Wellness is a choice of lifestyle marked by a balance of mind, body, and spirit. The CSS Framework® emphasizes balance within ourselves and in our relationships. Physical health(body), Mental health (Mind) and Spiritual health (Spirit) are all integral to living a balanced and healthy life. For example, we believe that your thoughts are at the foundation of how we interact with others, what we believe about others and situations and our feelings about self, others and situations.
5. Levels of Engagement
The level of engagement refers to the “who-client” of the CSS Framework®. The individual, the family, the school, diverse work settings or the community – all of these can beat one point or another, “ the client.” The GCSCORED personnel delivering the intervention engage with “the client” and operationalize the CSS® goals.
6. RUMERTIME Process®
The RUMERTIME Process® is a five-step culturally-responsive, social-emotional problem-solving process that helps individuals move from a position of intra- and interpersonal imbalance to balance and from unconscious living to conscious living.

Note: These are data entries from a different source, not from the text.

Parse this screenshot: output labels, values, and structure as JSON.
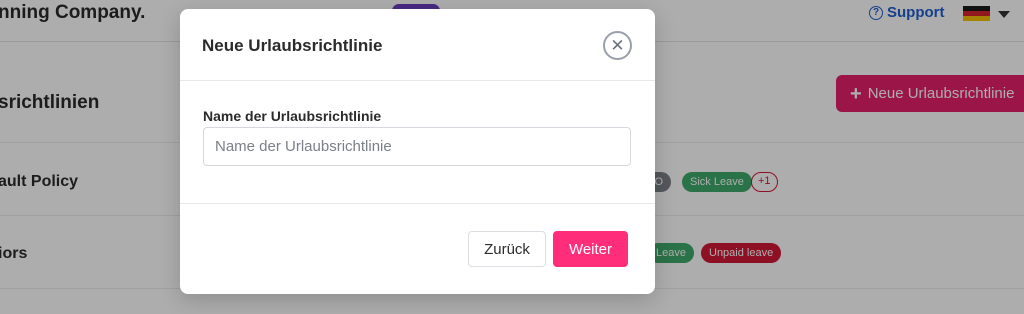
{
  "background": {
    "company_name": "nning Company.",
    "support_label": "Support",
    "support_icon": "help-circle-icon",
    "language_flag": "germany-flag-icon",
    "flag_colors": [
      "#1a1a1a",
      "#d6262b",
      "#f3c100"
    ],
    "section_title": "srichtlinien",
    "new_policy_button_label": "Neue Urlaubsrichtlinie",
    "rows": [
      {
        "title": "ault Policy",
        "tags": [
          "TO",
          "Sick Leave",
          "+1"
        ]
      },
      {
        "title": "iors",
        "tags": [
          "Leave",
          "Unpaid leave"
        ]
      }
    ]
  },
  "modal": {
    "title": "Neue Urlaubsrichtlinie",
    "close_icon": "close-icon",
    "field_label": "Name der Urlaubsrichtlinie",
    "field_value": "",
    "field_placeholder": "Name der Urlaubsrichtlinie",
    "back_label": "Zurück",
    "next_label": "Weiter",
    "accent_color": "#ff2d7a"
  }
}
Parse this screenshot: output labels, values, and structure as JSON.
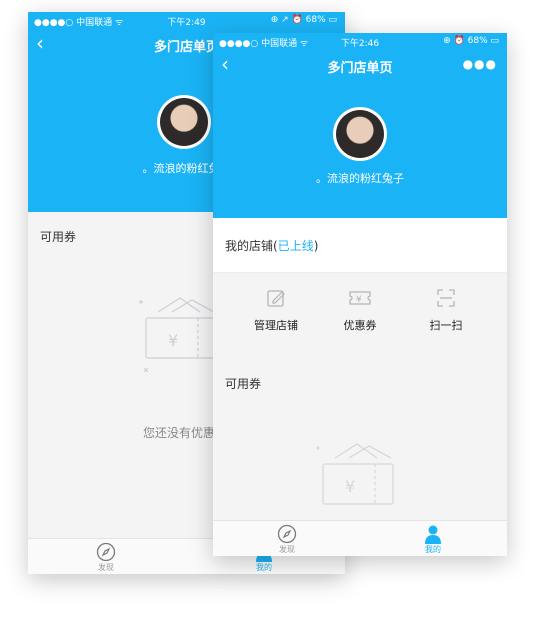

Through the utilization of the RUMERTIME Process®, individuals develop the skills to Recognize, Understand, Manage, Express and Reflect on the social and emotional aspects of their lives so that they can successfully relate to self, others and situations as they grow and develop.
RUMERTIME® is an acronym and as individuals we rumerize all day, everyday, however, most of our waking hours we spend in a state of unconscious living. We operate on autopilot.
The process of rumerizing is not only relegated to the occurrence of negative events, we can and should rumerize when we have positive experiences as well. Remember the goal is to live consciously, be present in each moment, and show up for yourself. For example, when you have a positive experience and helpful emotions are evoked, we encourage you to pay attention to your Thoughts, Interactions, Mindsets, and Emotions(TIME) surrounding that positive experience, learn from it and grow from it, so that we can have many more of these experiences. The more positive experiences we have, the less space there is for negative experiences.
On the other hand, when we experience negative circumstances, negative thoughts are activated, which in turn activates harmful behaviors and beliefs. Then, because feelings are controlled by our thoughts and mindsets, they are like indicators or check engine lights, they signal to us what our thoughts and mindsets are about the particular circumstance.
We can interrupt this pattern of negative thinking and believing as we Recognize, Understand, Manage, Express, and Reflect on our Thoughts, Interactions, Mindsets, and Emotions as they relate to the triggering event.
The CSS Framework® is based on an agricultural metaphor. As we developed this framework the words chosen were very Intentional, such as the word Cultivating, which means to develop, grow, refine, tend, nurture, promote, advance, nourish and propagate. These verbs that define cultivating gives the understanding that there is some long-term work involved in this process. Then the acronym, SEEDS means Social Emotional Education in Diverse Settings. SEEDS corresponds to the five core social emotional competencies. For example, the soil and essential growth elements in the plant world are the metaphorical equivalent of the social determinants of human development.
Words matter. Agriculture does not have any inherent biases, and its language is accessible to a wide range of people without regard to gender, race, age and physical ability.
Here’s an excerpt of the table of the working definitions of the CSS Framework® and the agricultural definitions from which they were adapted.